Leadership determines the success of every organization, large and small. But for non-profits and social welfare organizations, leadership can mean the difference between survival and failure. So attracting (and protecting) the right kind of people to steward your organization is of paramount importance.
Directors & Officers (D&O) Liability Insurance covers legal expenses when your board members are sued for decisions they make on behalf of your NPO. This coverage allows your executive officers to operate without fear of legal reprisals when they step into leadership positions. That way, you can recruit top talent to help your organization thrive.
Directors & Officers Liability Insurance Explained
When your directors and executives accept their positions, they also accept the possibility that third parties, employees, or regulatory bodies might scrutinize their actions and sue. That's why without D&O coverage, you'd have a hard time holding on to your talented board. After all, no one wants to jeopardize their personal finances for a job.
The types of legal scrutiny your directors and officers might face include…
- Fiduciary duty claims. Accusations of misuse of organization funds can threaten your directors' personal assets and damage their reputation.
- Claims by employees. Disgruntled team members can claim discrimination, wrongful termination, breach of contract, invasion of privacy, and even infliction of emotional distress if they are unsatisfied with leadership.
- Claims by competitors or similar organizations. Unfair competition, claims of defamation or libel, and trademark issues can plague your organization and its officers.
If your directors and officers are sued for the decisions they make, they'll be facing tens of thousands of dollars in legal costs and the hassle of defending themselves — considerations that might prevent them from wanting to help your non-profit grow. D&O Insurance reimburses those costs so your organization doesn't have to.
Key Details About D&O Liability Insurance
D&O Liability Insurance is primarily purchased by startup non-profits and community organizations, but can be useful for any small business or organization that does not have the financial resources to indemnify its directors and officers directly. Policies vary based on your needs and situation, but the following considerations are important across the board:
D&O Insurance is Purchased by Your Organization
Your D&O policy is an organizational asset. It helps you recruit talented officers, it stays in place as directors come and go, and it protects your leadership from reputation-damaging lawsuits.
D&O Liability Insurance Doesn't Cover Criminal Acts
A D&O policy is not a "get out of jail free" card — it covers "wrongful" acts such as negligence, omission, or misstatement, but not intentionally illegal acts, crimes of dishonesty, or fraud.
Other Insurance Polices Don't Cover D&O Claims

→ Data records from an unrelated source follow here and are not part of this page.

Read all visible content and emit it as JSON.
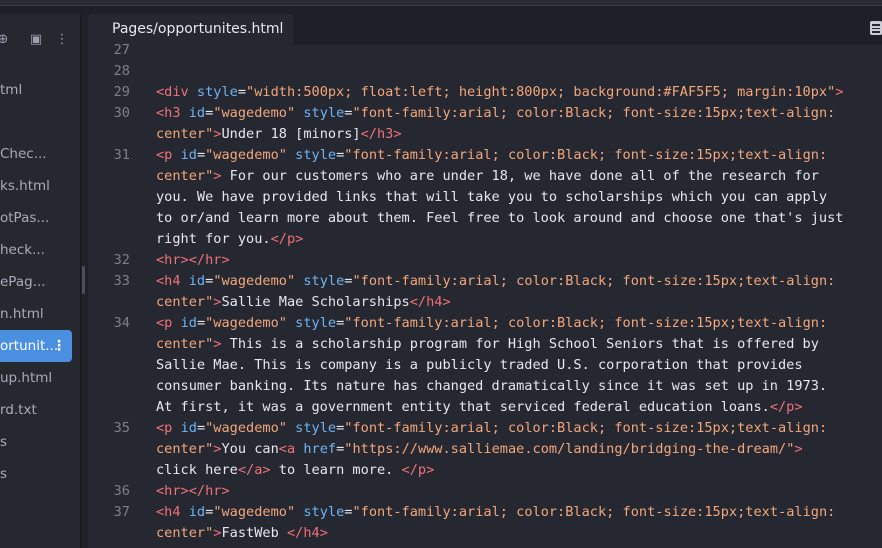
{
  "sidebar": {
    "icons": [
      "new-file-icon",
      "new-folder-icon",
      "more-icon"
    ],
    "files": [
      {
        "label": "tml",
        "active": false
      },
      {
        "label": "",
        "active": false
      },
      {
        "label": "Chec...",
        "active": false
      },
      {
        "label": "ks.html",
        "active": false
      },
      {
        "label": "otPas...",
        "active": false
      },
      {
        "label": "heck...",
        "active": false
      },
      {
        "label": "ePag...",
        "active": false
      },
      {
        "label": "n.html",
        "active": false
      },
      {
        "label": "ortunit...",
        "active": true
      },
      {
        "label": "up.html",
        "active": false
      },
      {
        "label": "rd.txt",
        "active": false
      },
      {
        "label": "s",
        "active": false
      },
      {
        "label": "s",
        "active": false
      }
    ]
  },
  "editor": {
    "tab_title": "Pages/opportunites.html",
    "lines": [
      {
        "n": "27",
        "segs": []
      },
      {
        "n": "28",
        "segs": []
      },
      {
        "n": "29",
        "segs": [
          [
            "tag",
            "<div "
          ],
          [
            "att",
            "style"
          ],
          [
            "plain",
            "="
          ],
          [
            "str",
            "\"width:500px; float:left; height:800px; background:#FAF5F5; margin:10px\""
          ],
          [
            "tag",
            ">"
          ]
        ]
      },
      {
        "n": "30",
        "segs": [
          [
            "tag",
            "<h3 "
          ],
          [
            "att",
            "id"
          ],
          [
            "plain",
            "="
          ],
          [
            "str",
            "\"wagedemo\""
          ],
          [
            "plain",
            " "
          ],
          [
            "att",
            "style"
          ],
          [
            "plain",
            "="
          ],
          [
            "str",
            "\"font-family:arial; color:Black; font-size:15px;text-align:"
          ]
        ]
      },
      {
        "n": "",
        "segs": [
          [
            "str",
            "center\""
          ],
          [
            "tag",
            ">"
          ],
          [
            "plain",
            "Under 18 [minors]"
          ],
          [
            "tag",
            "</h3>"
          ]
        ]
      },
      {
        "n": "31",
        "segs": [
          [
            "tag",
            "<p "
          ],
          [
            "att",
            "id"
          ],
          [
            "plain",
            "="
          ],
          [
            "str",
            "\"wagedemo\""
          ],
          [
            "plain",
            " "
          ],
          [
            "att",
            "style"
          ],
          [
            "plain",
            "="
          ],
          [
            "str",
            "\"font-family:arial; color:Black; font-size:15px;text-align:"
          ]
        ]
      },
      {
        "n": "",
        "segs": [
          [
            "str",
            "center\""
          ],
          [
            "tag",
            ">"
          ],
          [
            "plain",
            " For our customers who are under 18, we have done all of the research for"
          ]
        ]
      },
      {
        "n": "",
        "segs": [
          [
            "plain",
            "you. We have provided links that will take you to scholarships which you can apply"
          ]
        ]
      },
      {
        "n": "",
        "segs": [
          [
            "plain",
            "to or/and learn more about them. Feel free to look around and choose one that's just"
          ]
        ]
      },
      {
        "n": "",
        "segs": [
          [
            "plain",
            "right for you."
          ],
          [
            "tag",
            "</p>"
          ]
        ]
      },
      {
        "n": "32",
        "segs": [
          [
            "tag",
            "<hr></hr>"
          ]
        ]
      },
      {
        "n": "33",
        "segs": [
          [
            "tag",
            "<h4 "
          ],
          [
            "att",
            "id"
          ],
          [
            "plain",
            "="
          ],
          [
            "str",
            "\"wagedemo\""
          ],
          [
            "plain",
            " "
          ],
          [
            "att",
            "style"
          ],
          [
            "plain",
            "="
          ],
          [
            "str",
            "\"font-family:arial; color:Black; font-size:15px;text-align:"
          ]
        ]
      },
      {
        "n": "",
        "segs": [
          [
            "str",
            "center\""
          ],
          [
            "tag",
            ">"
          ],
          [
            "plain",
            "Sallie Mae Scholarships"
          ],
          [
            "tag",
            "</h4>"
          ]
        ]
      },
      {
        "n": "34",
        "segs": [
          [
            "tag",
            "<p "
          ],
          [
            "att",
            "id"
          ],
          [
            "plain",
            "="
          ],
          [
            "str",
            "\"wagedemo\""
          ],
          [
            "plain",
            " "
          ],
          [
            "att",
            "style"
          ],
          [
            "plain",
            "="
          ],
          [
            "str",
            "\"font-family:arial; color:Black; font-size:15px;text-align:"
          ]
        ]
      },
      {
        "n": "",
        "segs": [
          [
            "str",
            "center\""
          ],
          [
            "tag",
            ">"
          ],
          [
            "plain",
            " This is a scholarship program for High School Seniors that is offered by"
          ]
        ]
      },
      {
        "n": "",
        "segs": [
          [
            "plain",
            "Sallie Mae. This is company is a publicly traded U.S. corporation that provides"
          ]
        ]
      },
      {
        "n": "",
        "segs": [
          [
            "plain",
            "consumer banking. Its nature has changed dramatically since it was set up in 1973."
          ]
        ]
      },
      {
        "n": "",
        "segs": [
          [
            "plain",
            "At first, it was a government entity that serviced federal education loans."
          ],
          [
            "tag",
            "</p>"
          ]
        ]
      },
      {
        "n": "35",
        "segs": [
          [
            "tag",
            "<p "
          ],
          [
            "att",
            "id"
          ],
          [
            "plain",
            "="
          ],
          [
            "str",
            "\"wagedemo\""
          ],
          [
            "plain",
            " "
          ],
          [
            "att",
            "style"
          ],
          [
            "plain",
            "="
          ],
          [
            "str",
            "\"font-family:arial; color:Black; font-size:15px;text-align:"
          ]
        ]
      },
      {
        "n": "",
        "segs": [
          [
            "str",
            "center\""
          ],
          [
            "tag",
            ">"
          ],
          [
            "plain",
            "You can"
          ],
          [
            "tag",
            "<a "
          ],
          [
            "att",
            "href"
          ],
          [
            "plain",
            "="
          ],
          [
            "str",
            "\"https://www.salliemae.com/landing/bridging-the-dream/\""
          ],
          [
            "tag",
            ">"
          ]
        ]
      },
      {
        "n": "",
        "segs": [
          [
            "plain",
            "click here"
          ],
          [
            "tag",
            "</a>"
          ],
          [
            "plain",
            " to learn more. "
          ],
          [
            "tag",
            "</p>"
          ]
        ]
      },
      {
        "n": "36",
        "segs": [
          [
            "tag",
            "<hr></hr>"
          ]
        ]
      },
      {
        "n": "37",
        "segs": [
          [
            "tag",
            "<h4 "
          ],
          [
            "att",
            "id"
          ],
          [
            "plain",
            "="
          ],
          [
            "str",
            "\"wagedemo\""
          ],
          [
            "plain",
            " "
          ],
          [
            "att",
            "style"
          ],
          [
            "plain",
            "="
          ],
          [
            "str",
            "\"font-family:arial; color:Black; font-size:15px;text-align:"
          ]
        ]
      },
      {
        "n": "",
        "segs": [
          [
            "str",
            "center\""
          ],
          [
            "tag",
            ">"
          ],
          [
            "plain",
            "FastWeb "
          ],
          [
            "tag",
            "</h4>"
          ]
        ]
      }
    ]
  },
  "colors": {
    "active_file": "#4a8fe0",
    "tag": "#f07178",
    "attribute": "#6fb3f2",
    "string": "#f3a77b",
    "text": "#e6e8ee",
    "line_number": "#7b808c"
  }
}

Many organizations believe their General Liability or Umbrella policies adequately protect their management, but that's not true. D&O Liability Insurance is the ONLY policy that covers your leadership for lawsuits over management decisions.

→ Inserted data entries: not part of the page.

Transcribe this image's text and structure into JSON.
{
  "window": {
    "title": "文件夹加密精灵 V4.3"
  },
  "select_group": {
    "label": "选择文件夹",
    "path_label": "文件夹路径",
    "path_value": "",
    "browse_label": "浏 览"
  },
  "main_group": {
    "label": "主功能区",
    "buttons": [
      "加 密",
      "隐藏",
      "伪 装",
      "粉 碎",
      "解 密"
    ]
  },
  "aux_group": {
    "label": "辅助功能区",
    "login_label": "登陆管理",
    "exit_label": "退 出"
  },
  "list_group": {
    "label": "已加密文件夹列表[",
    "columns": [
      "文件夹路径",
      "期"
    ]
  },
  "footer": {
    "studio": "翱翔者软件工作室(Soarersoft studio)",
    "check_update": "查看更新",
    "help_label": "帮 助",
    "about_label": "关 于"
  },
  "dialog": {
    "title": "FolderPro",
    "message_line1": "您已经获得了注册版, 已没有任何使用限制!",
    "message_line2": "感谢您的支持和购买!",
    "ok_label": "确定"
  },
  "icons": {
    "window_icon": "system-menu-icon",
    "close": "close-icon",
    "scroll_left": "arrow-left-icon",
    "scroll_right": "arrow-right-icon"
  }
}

D&O Insurance Isn't Just for Large Public Companies
While privately held companies and not-for-profit businesses don't face the same securities liability as larger public companies, their directors are still exposed and can run afoul of regulatory rules, including tax laws.

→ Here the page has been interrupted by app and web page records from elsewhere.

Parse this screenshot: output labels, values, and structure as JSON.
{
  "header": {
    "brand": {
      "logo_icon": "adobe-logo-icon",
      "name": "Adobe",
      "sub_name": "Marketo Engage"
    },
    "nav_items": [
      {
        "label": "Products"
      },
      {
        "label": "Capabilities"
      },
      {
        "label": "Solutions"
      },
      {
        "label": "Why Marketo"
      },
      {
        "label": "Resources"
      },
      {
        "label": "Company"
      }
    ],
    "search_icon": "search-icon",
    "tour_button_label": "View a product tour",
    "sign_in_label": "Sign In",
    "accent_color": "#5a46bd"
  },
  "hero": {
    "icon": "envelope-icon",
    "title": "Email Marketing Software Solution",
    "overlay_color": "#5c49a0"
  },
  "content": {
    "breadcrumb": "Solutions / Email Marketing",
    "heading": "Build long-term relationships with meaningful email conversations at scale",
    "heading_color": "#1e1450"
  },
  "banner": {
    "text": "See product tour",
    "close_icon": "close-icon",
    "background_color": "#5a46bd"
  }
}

D&O Litigation Is More Common and Expensive Than You Think
A recent survey found that 12 percent of participants had been involved in a D&O lawsuit in the last five years. The average cost to settle or litigate the matter was over $200,000. 90 percent of the participants had annual revenues under $25 million.
Business Protection Tips
The way you run your organization can help you avoid D&O suits and may lower the cost of your D&O Liability Insurance.
Update and Follow Your By-Laws
Make sure your directors are following the rules in meetings. Also, updating your NPO's rules periodically can go a long way toward sidestepping management issues.
Make Sure Your Employee Handbook Is Well-Drafted
Communication with your employees about expectations and procedures can head-off employee-related D&O claims, which comprise a large proportion of annual D&O problems nationwide.
Maintain Records of Meetings and Communications
Document board-meeting minutes; record communications with vendors, investors, and important customers; and keep accurate financial records to eliminate the majority of your D&O liability risks.